╭─ Data for the task

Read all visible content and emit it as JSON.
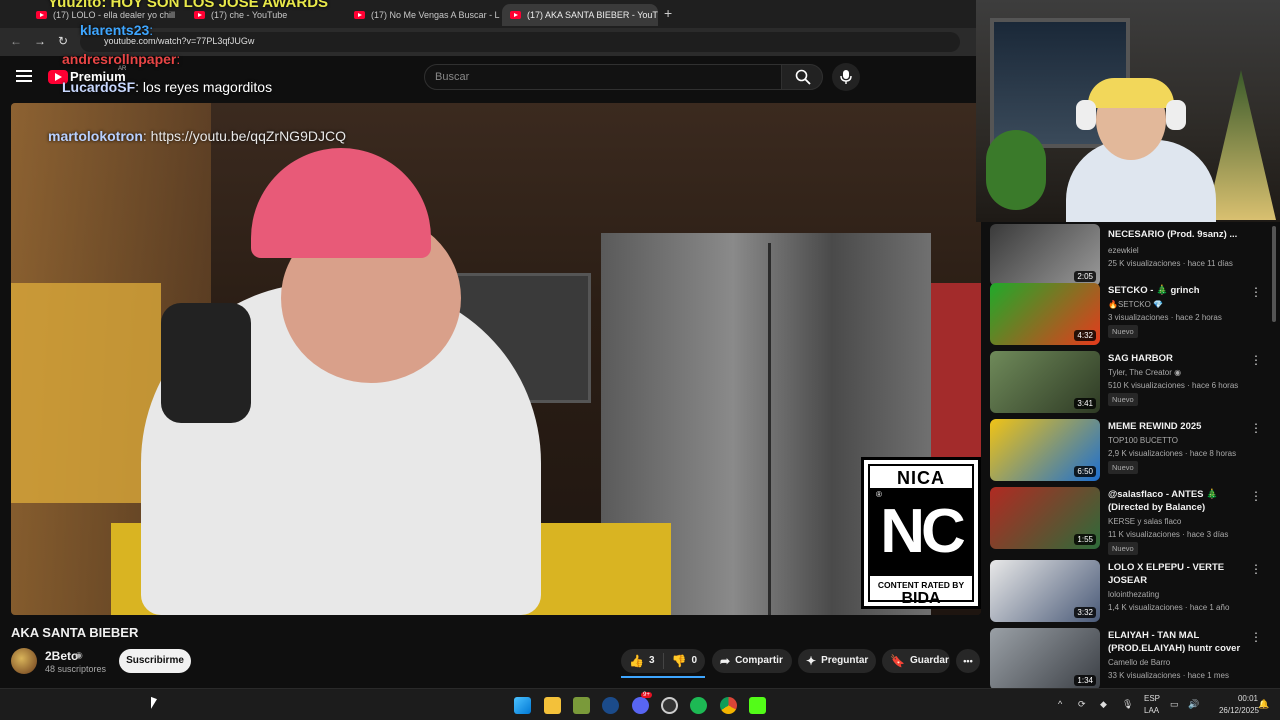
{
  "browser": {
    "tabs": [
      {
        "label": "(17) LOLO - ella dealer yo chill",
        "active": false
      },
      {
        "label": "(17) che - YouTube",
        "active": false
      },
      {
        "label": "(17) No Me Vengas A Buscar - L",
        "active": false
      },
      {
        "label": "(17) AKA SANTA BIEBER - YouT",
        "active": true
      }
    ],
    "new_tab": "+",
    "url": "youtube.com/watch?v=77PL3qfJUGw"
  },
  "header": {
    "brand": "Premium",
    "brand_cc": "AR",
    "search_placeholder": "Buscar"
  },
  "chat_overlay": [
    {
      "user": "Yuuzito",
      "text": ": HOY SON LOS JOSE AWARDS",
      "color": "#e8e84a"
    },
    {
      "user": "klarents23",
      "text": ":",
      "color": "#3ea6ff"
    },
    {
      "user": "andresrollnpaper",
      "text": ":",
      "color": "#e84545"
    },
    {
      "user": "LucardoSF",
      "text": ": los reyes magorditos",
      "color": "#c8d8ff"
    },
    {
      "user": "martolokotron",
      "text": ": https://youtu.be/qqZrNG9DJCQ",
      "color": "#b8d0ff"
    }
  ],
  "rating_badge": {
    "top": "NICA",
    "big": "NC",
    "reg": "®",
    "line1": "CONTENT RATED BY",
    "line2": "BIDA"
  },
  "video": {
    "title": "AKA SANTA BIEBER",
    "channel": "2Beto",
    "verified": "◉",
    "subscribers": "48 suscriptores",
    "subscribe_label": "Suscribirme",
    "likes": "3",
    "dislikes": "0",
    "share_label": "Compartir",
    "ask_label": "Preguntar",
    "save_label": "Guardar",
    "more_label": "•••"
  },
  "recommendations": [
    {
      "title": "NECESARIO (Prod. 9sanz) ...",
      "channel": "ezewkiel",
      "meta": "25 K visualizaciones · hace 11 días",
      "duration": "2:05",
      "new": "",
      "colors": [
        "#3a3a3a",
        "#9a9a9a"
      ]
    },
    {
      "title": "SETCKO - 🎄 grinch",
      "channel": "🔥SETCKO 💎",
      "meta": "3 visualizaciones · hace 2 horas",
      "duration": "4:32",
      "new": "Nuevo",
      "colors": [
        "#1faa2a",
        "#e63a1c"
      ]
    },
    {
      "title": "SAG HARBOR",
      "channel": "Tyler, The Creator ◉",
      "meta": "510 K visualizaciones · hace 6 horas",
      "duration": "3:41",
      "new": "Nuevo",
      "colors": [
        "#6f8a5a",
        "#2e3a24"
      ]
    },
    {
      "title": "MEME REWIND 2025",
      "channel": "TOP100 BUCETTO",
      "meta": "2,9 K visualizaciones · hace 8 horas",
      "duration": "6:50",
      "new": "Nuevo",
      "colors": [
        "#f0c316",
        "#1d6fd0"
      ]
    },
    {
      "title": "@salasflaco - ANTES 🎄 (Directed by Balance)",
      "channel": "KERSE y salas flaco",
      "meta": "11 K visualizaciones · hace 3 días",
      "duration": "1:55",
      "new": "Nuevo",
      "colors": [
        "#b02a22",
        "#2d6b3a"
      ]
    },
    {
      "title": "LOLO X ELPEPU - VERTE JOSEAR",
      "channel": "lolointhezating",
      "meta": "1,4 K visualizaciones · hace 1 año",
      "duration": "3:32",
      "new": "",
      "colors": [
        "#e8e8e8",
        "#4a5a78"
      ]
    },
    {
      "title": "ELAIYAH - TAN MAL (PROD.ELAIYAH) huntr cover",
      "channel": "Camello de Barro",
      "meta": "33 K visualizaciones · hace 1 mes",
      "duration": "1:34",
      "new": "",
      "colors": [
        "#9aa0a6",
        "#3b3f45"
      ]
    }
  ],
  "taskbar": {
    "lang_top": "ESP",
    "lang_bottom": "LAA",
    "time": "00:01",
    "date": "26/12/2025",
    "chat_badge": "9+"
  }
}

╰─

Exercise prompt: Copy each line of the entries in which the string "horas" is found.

Result of this exercise:
      "meta": "3 visualizaciones · hace 2 horas",
      "meta": "510 K visualizaciones · hace 6 horas",
      "meta": "2,9 K visualizaciones · hace 8 horas",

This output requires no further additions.